(Spoilers follow for Aftermath: Empire’s End.)
He returned to Naboo’s capital city and became a clown.
The much-maligned character from the much-maligned Star Wars prequels saw less and less screen time as that trilogy progressed, but he did play a key role in Episode II — Attack of the Clones, pressured into casting a proxy vote in Senator Padme Amidala’s name that gave Chancellor Palpatine the emergency powers he would later use to solidify his position as Emperor and legitimizing the clone army that appeared out of nowhere to serve the Republic in its struggle against the Separatists.
It turns out that the accident-prone Gungan’s role in the creation of the evil Empire did not go unnoticed — or unpunished — on his homeworld.
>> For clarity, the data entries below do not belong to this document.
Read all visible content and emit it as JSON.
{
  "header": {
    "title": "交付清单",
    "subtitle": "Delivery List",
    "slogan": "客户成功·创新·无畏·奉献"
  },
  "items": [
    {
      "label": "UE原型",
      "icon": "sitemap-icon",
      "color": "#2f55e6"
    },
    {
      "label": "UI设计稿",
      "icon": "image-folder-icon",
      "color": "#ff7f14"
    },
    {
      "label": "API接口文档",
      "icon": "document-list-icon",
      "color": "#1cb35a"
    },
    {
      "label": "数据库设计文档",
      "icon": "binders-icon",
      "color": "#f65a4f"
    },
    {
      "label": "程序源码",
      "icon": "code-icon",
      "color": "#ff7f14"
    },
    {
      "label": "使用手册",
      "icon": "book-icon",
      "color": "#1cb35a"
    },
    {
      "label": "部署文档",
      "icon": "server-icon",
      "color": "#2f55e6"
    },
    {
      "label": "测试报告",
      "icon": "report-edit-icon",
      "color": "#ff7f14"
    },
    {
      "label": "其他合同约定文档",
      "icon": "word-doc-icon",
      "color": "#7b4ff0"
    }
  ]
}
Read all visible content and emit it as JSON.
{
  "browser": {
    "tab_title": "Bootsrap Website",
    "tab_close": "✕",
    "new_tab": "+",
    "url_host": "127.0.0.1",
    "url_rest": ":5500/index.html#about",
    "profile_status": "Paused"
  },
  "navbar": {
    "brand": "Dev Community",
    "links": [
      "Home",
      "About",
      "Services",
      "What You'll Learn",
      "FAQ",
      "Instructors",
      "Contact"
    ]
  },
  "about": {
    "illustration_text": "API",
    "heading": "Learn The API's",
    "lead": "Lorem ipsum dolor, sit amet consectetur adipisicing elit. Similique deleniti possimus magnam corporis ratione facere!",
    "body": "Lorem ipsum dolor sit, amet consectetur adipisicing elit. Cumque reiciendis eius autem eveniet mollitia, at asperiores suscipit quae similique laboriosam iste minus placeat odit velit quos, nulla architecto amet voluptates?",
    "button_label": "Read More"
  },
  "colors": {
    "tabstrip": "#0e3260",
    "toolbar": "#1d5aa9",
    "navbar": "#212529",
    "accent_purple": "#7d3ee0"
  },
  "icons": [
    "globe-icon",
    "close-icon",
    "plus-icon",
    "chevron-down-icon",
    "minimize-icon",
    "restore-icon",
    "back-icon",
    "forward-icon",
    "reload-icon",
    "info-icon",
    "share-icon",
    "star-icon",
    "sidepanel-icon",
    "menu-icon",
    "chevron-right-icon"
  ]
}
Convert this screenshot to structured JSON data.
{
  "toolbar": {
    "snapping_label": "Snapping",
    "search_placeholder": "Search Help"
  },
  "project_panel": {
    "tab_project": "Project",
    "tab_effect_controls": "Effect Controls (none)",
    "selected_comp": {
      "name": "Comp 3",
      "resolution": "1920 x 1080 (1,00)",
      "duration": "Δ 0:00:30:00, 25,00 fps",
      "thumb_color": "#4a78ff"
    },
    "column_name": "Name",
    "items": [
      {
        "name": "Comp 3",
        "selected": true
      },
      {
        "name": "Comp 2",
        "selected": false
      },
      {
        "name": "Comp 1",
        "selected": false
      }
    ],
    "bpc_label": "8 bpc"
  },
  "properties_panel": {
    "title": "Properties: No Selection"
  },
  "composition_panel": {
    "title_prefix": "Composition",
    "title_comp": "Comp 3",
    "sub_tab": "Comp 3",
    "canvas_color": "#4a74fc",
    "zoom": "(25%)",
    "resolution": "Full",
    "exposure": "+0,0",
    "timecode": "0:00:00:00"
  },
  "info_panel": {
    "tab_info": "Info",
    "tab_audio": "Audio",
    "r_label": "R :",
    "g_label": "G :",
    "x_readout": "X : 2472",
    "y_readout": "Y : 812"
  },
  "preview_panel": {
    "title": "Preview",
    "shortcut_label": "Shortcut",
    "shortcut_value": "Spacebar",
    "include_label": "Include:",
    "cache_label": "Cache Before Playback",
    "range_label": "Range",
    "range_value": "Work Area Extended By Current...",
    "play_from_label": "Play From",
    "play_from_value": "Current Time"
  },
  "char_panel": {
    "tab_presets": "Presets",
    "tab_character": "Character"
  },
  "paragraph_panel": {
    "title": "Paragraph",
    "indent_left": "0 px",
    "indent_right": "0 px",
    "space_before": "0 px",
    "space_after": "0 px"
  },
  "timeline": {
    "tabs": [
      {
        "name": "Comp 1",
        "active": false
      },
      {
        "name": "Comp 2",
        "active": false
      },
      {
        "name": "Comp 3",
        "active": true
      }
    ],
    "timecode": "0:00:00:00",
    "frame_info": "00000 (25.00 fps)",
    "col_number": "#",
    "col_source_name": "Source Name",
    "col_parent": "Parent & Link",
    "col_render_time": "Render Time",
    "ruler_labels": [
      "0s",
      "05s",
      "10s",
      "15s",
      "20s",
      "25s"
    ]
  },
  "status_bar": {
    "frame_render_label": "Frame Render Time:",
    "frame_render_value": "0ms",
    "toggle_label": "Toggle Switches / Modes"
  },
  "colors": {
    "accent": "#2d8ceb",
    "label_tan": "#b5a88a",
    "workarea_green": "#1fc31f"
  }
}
Last seen in Amidala’s grim funeral procession at the end of Episode III — Revenge of the Sith, Jar Jar would later be banished (again) from his native Gungan society, and is seen somewhat as a pariah even among the tolerant Naboo folk, among whom he dwells in the royal city of Theed.
How do we know this?
In Empire’s End, the final volume of the Aftermath trilogy by Chuck Wendig, releasing Feb. 21 in hardcover, Jar Jar appears in a brief “interlude” chapter playing to his strength: comic relief.
Aftermath is set in the days after the Battle of Endor when the New Republic is wiping up the remnants of the Empire. Refugee children, displaced and desperate to find safe haven, are taken to Naboo — a planet that has long been involved in such benevolent causes (remember when Padme and Anakin left the planet disguised as refugees in Attack of the Clones?).
Shunned by all but children, the “clown” (what they actually call him) meets and bonds with a marginalized and disabled refugee boy named Mapo.
Only the kids like Jar Jar. The adults, specifically, avoid him. Sound familiar?
It’s a sweet, short scene that acknowledges the character but doesn’t hit us over the head with him; you could argue that his quiet, full-circle exile and his selfless service to other outcasts is a small measure of redemption for the poor, hapless soul Obi-Wan Kenobi once referred to obliquely as a “pathetic life form.” Tragically, in Empire’s End, it seems that Binks still doesn’t fully comprehend the reason for being persona non grata.
It’s just an interlude, a small tale among many interweaving as the Galactic Civil War reaches its frenetic conclusion at the Battle of Jakku. I’ll have more on Aftermath: Empire’s End when I publish my review of the novel next week, when I’ll also try to tackle its political parallels to certain other current Earth events not so far, far away. (Hint: It goes deeper than a refugee crisis).
Note: We intended to hold off on this juicy detail until after Empire’s End publishes next week, but many other sites have since decided to run with the story. Okee-day?